__Supplied material__
------------------------------------------------------------
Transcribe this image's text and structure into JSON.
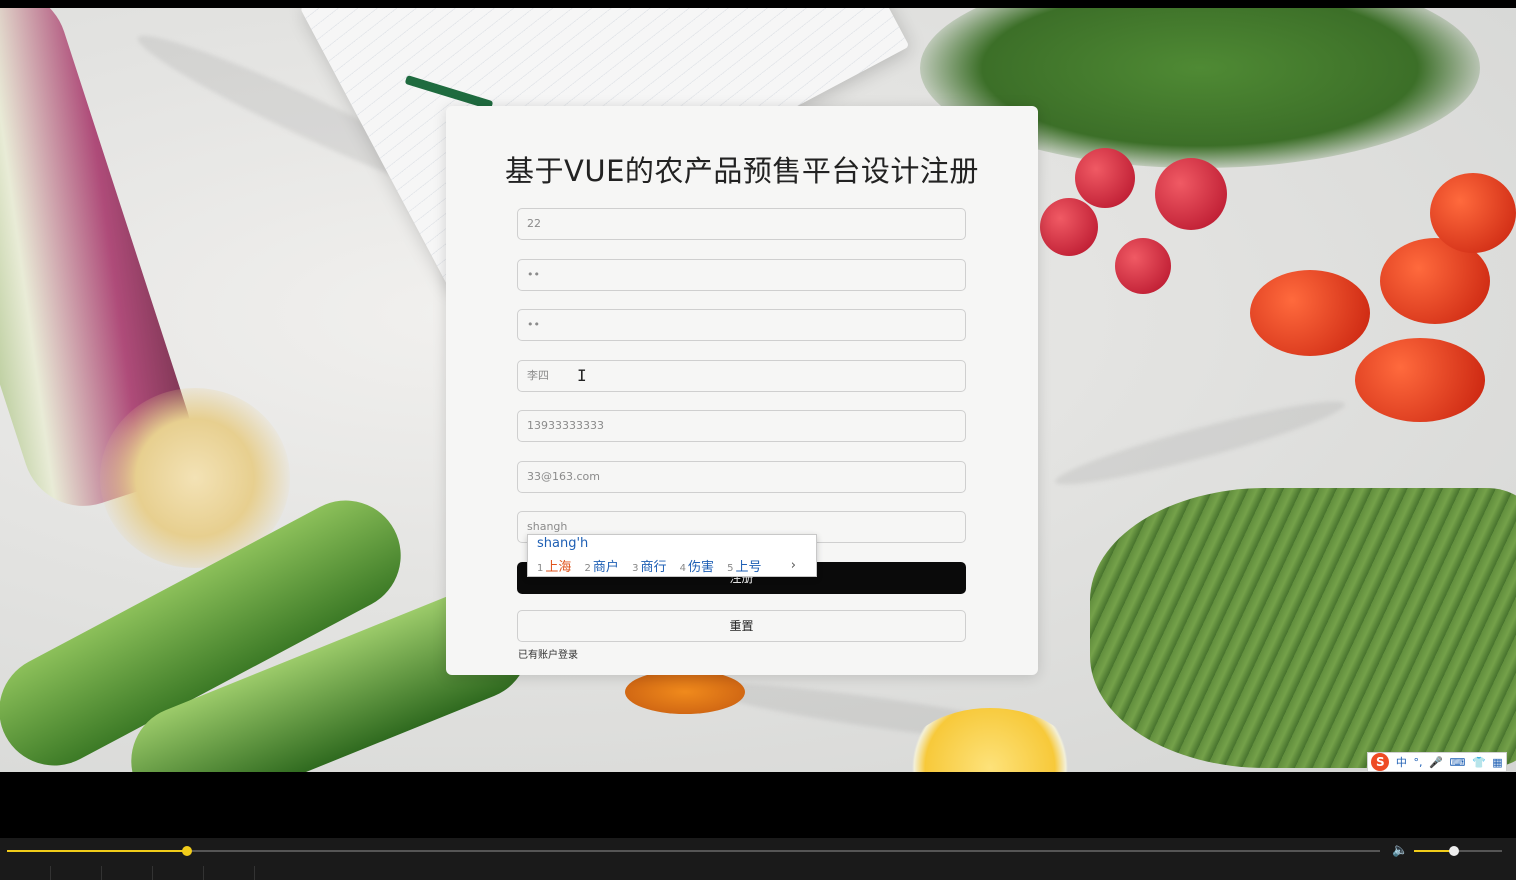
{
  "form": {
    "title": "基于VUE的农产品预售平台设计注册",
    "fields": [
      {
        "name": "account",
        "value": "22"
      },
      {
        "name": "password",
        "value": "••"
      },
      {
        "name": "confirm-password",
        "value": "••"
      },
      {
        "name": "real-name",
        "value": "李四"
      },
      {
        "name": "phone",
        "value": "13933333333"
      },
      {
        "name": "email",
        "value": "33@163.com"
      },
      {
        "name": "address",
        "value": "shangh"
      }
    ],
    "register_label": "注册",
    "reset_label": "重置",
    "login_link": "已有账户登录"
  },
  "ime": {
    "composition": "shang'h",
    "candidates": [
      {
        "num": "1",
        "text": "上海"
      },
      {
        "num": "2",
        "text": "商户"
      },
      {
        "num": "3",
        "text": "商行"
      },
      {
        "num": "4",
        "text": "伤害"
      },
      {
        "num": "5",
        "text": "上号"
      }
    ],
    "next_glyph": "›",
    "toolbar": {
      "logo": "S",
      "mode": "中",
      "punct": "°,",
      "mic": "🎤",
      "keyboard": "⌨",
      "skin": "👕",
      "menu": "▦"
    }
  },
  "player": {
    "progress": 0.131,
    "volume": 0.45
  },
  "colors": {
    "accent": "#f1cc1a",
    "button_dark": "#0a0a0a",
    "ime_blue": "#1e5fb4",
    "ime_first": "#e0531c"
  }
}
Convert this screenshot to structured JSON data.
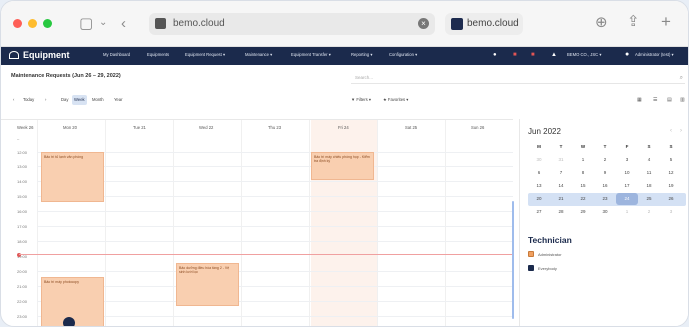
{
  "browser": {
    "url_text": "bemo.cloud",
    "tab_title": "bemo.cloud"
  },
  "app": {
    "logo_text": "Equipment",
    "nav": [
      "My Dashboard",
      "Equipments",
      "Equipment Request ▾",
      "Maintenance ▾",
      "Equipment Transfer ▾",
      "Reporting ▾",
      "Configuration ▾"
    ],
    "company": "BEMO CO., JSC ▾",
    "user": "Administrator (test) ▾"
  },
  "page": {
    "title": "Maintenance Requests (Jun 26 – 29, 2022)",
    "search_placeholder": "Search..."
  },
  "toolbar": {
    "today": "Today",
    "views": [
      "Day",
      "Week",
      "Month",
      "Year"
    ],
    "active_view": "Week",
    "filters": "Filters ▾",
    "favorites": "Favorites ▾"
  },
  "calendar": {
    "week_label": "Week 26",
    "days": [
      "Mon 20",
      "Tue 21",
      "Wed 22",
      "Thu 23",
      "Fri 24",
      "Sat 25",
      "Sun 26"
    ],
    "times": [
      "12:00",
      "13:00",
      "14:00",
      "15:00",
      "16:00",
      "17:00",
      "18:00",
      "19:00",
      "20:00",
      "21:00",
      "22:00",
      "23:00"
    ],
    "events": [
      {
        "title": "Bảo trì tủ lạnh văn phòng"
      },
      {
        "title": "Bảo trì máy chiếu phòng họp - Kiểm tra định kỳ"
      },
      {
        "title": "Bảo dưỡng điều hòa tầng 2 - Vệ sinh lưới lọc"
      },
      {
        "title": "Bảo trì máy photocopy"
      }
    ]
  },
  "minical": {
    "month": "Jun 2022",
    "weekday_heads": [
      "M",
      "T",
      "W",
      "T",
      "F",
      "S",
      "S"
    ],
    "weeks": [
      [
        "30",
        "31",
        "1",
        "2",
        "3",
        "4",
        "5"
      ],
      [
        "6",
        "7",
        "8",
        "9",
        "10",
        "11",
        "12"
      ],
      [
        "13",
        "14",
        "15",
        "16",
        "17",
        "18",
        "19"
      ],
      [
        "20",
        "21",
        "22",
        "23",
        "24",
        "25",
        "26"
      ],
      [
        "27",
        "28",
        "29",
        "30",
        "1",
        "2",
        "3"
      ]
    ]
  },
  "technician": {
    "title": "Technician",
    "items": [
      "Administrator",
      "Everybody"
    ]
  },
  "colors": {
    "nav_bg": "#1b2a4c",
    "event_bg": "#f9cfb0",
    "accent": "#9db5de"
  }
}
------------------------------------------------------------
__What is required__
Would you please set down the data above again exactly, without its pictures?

__Response for this exercise__
Transcribe this image's text and structure into JSON.
{
  "form": {
    "title": "基于VUE的农产品预售平台设计注册",
    "fields": [
      {
        "name": "account",
        "value": "22"
      },
      {
        "name": "password",
        "value": "••"
      },
      {
        "name": "confirm-password",
        "value": "••"
      },
      {
        "name": "real-name",
        "value": "李四"
      },
      {
        "name": "phone",
        "value": "13933333333"
      },
      {
        "name": "email",
        "value": "33@163.com"
      },
      {
        "name": "address",
        "value": "shangh"
      }
    ],
    "register_label": "注册",
    "reset_label": "重置",
    "login_link": "已有账户登录"
  },
  "ime": {
    "composition": "shang'h",
    "candidates": [
      {
        "num": "1",
        "text": "上海"
      },
      {
        "num": "2",
        "text": "商户"
      },
      {
        "num": "3",
        "text": "商行"
      },
      {
        "num": "4",
        "text": "伤害"
      },
      {
        "num": "5",
        "text": "上号"
      }
    ],
    "next_glyph": "›",
    "toolbar": {
      "logo": "S",
      "mode": "中",
      "punct": "°,",
      "mic": "🎤",
      "keyboard": "⌨",
      "skin": "👕",
      "menu": "▦"
    }
  },
  "player": {
    "progress": 0.131,
    "volume": 0.45
  },
  "colors": {
    "accent": "#f1cc1a",
    "button_dark": "#0a0a0a",
    "ime_blue": "#1e5fb4",
    "ime_first": "#e0531c"
  }
}
Convert this screenshot to structured JSON data.
{
  "browser": {
    "url_text": "bemo.cloud",
    "tab_title": "bemo.cloud"
  },
  "app": {
    "logo_text": "Equipment",
    "nav": [
      "My Dashboard",
      "Equipments",
      "Equipment Request ▾",
      "Maintenance ▾",
      "Equipment Transfer ▾",
      "Reporting ▾",
      "Configuration ▾"
    ],
    "company": "BEMO CO., JSC ▾",
    "user": "Administrator (test) ▾"
  },
  "page": {
    "title": "Maintenance Requests (Jun 26 – 29, 2022)",
    "search_placeholder": "Search..."
  },
  "toolbar": {
    "today": "Today",
    "views": [
      "Day",
      "Week",
      "Month",
      "Year"
    ],
    "active_view": "Week",
    "filters": "Filters ▾",
    "favorites": "Favorites ▾"
  },
  "calendar": {
    "week_label": "Week 26",
    "days": [
      "Mon 20",
      "Tue 21",
      "Wed 22",
      "Thu 23",
      "Fri 24",
      "Sat 25",
      "Sun 26"
    ],
    "times": [
      "12:00",
      "13:00",
      "14:00",
      "15:00",
      "16:00",
      "17:00",
      "18:00",
      "19:00",
      "20:00",
      "21:00",
      "22:00",
      "23:00"
    ],
    "events": [
      {
        "title": "Bảo trì tủ lạnh văn phòng"
      },
      {
        "title": "Bảo trì máy chiếu phòng họp - Kiểm tra định kỳ"
      },
      {
        "title": "Bảo dưỡng điều hòa tầng 2 - Vệ sinh lưới lọc"
      },
      {
        "title": "Bảo trì máy photocopy"
      }
    ]
  },
  "minical": {
    "month": "Jun 2022",
    "weekday_heads": [
      "M",
      "T",
      "W",
      "T",
      "F",
      "S",
      "S"
    ],
    "weeks": [
      [
        "30",
        "31",
        "1",
        "2",
        "3",
        "4",
        "5"
      ],
      [
        "6",
        "7",
        "8",
        "9",
        "10",
        "11",
        "12"
      ],
      [
        "13",
        "14",
        "15",
        "16",
        "17",
        "18",
        "19"
      ],
      [
        "20",
        "21",
        "22",
        "23",
        "24",
        "25",
        "26"
      ],
      [
        "27",
        "28",
        "29",
        "30",
        "1",
        "2",
        "3"
      ]
    ]
  },
  "technician": {
    "title": "Technician",
    "items": [
      "Administrator",
      "Everybody"
    ]
  },
  "colors": {
    "nav_bg": "#1b2a4c",
    "event_bg": "#f9cfb0",
    "accent": "#9db5de"
  }
}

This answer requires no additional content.